Exercise brief:
Your copy should hold every record exactly and no images.

Records shown:
* * * * *
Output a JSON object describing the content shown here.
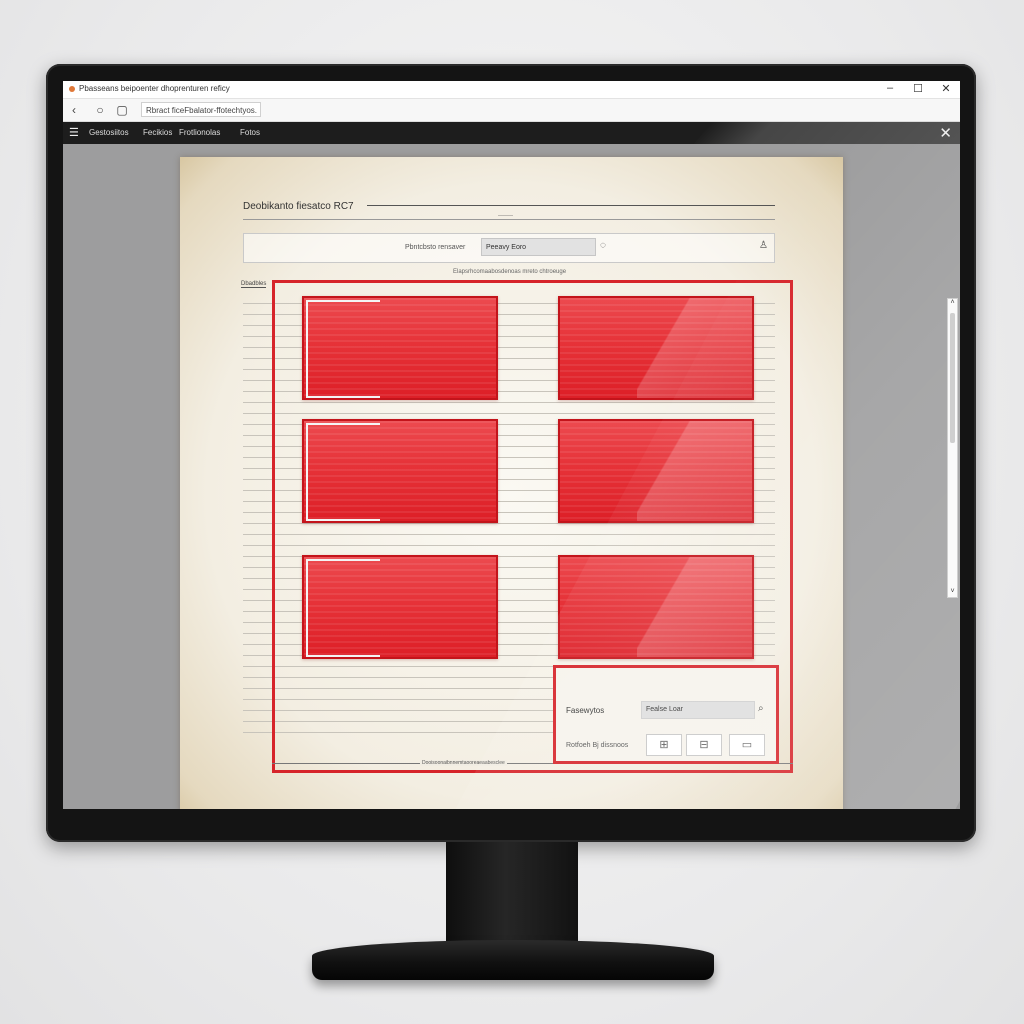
{
  "window": {
    "title": "Pbasseans beipoenter dhoprenturen reficy",
    "minimize_label": "–",
    "maximize_label": "☐",
    "close_label": "✕"
  },
  "address_bar": {
    "back_icon": "‹",
    "reload_icon": "○",
    "page_icon": "▢",
    "url": "Rbract ficeFbalator-ffotechtyos."
  },
  "menu_bar": {
    "hamburger_icon": "☰",
    "items": [
      "Gestosiitos",
      "Fecikios",
      "Frotlionolas",
      "Fotos"
    ],
    "close_icon": "✕"
  },
  "document": {
    "title": "Deobikanto fiesatco RC7",
    "sub_rule_text": "———",
    "toolbar": {
      "label": "Pbntcbsto rensaver",
      "input_value": "Peeavy Eoro",
      "circle_icon": "◌",
      "person_icon": "♙"
    },
    "grid_caption": "Elapsrhcomaabosdenoas mreto chtroeuge",
    "side_label": "Dbadbles",
    "footer_text": "Dooisoonaibnnemtaooreaeaabesclee"
  },
  "search_panel": {
    "label": "Fasewytos",
    "input_value": "Fealse Loar",
    "search_icon": "⌕",
    "hint": "Rotfoeh Bj dissnoos",
    "buttons": [
      {
        "name": "table-view-button",
        "icon": "⊞"
      },
      {
        "name": "folder-button",
        "icon": "⊟"
      },
      {
        "name": "rectangle-button",
        "icon": "▭"
      }
    ]
  },
  "scrollbar": {
    "up_arrow": "˄",
    "down_arrow": "˅"
  },
  "colors": {
    "accent_red": "#d6242a",
    "card_red": "#e63238",
    "menu_bar": "#1d1d1d",
    "paper": "#f3eee2"
  }
}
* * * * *
Exercise solution:
Output a JSON object describing the content shown here.
{
  "window": {
    "title": "Pbasseans beipoenter dhoprenturen reficy",
    "minimize_label": "–",
    "maximize_label": "☐",
    "close_label": "✕"
  },
  "address_bar": {
    "back_icon": "‹",
    "reload_icon": "○",
    "page_icon": "▢",
    "url": "Rbract ficeFbalator-ffotechtyos."
  },
  "menu_bar": {
    "hamburger_icon": "☰",
    "items": [
      "Gestosiitos",
      "Fecikios",
      "Frotlionolas",
      "Fotos"
    ],
    "close_icon": "✕"
  },
  "document": {
    "title": "Deobikanto fiesatco RC7",
    "sub_rule_text": "———",
    "toolbar": {
      "label": "Pbntcbsto rensaver",
      "input_value": "Peeavy Eoro",
      "circle_icon": "◌",
      "person_icon": "♙"
    },
    "grid_caption": "Elapsrhcomaabosdenoas mreto chtroeuge",
    "side_label": "Dbadbles",
    "footer_text": "Dooisoonaibnnemtaooreaeaabesclee"
  },
  "search_panel": {
    "label": "Fasewytos",
    "input_value": "Fealse Loar",
    "search_icon": "⌕",
    "hint": "Rotfoeh Bj dissnoos",
    "buttons": [
      {
        "name": "table-view-button",
        "icon": "⊞"
      },
      {
        "name": "folder-button",
        "icon": "⊟"
      },
      {
        "name": "rectangle-button",
        "icon": "▭"
      }
    ]
  },
  "scrollbar": {
    "up_arrow": "˄",
    "down_arrow": "˅"
  },
  "colors": {
    "accent_red": "#d6242a",
    "card_red": "#e63238",
    "menu_bar": "#1d1d1d",
    "paper": "#f3eee2"
  }
}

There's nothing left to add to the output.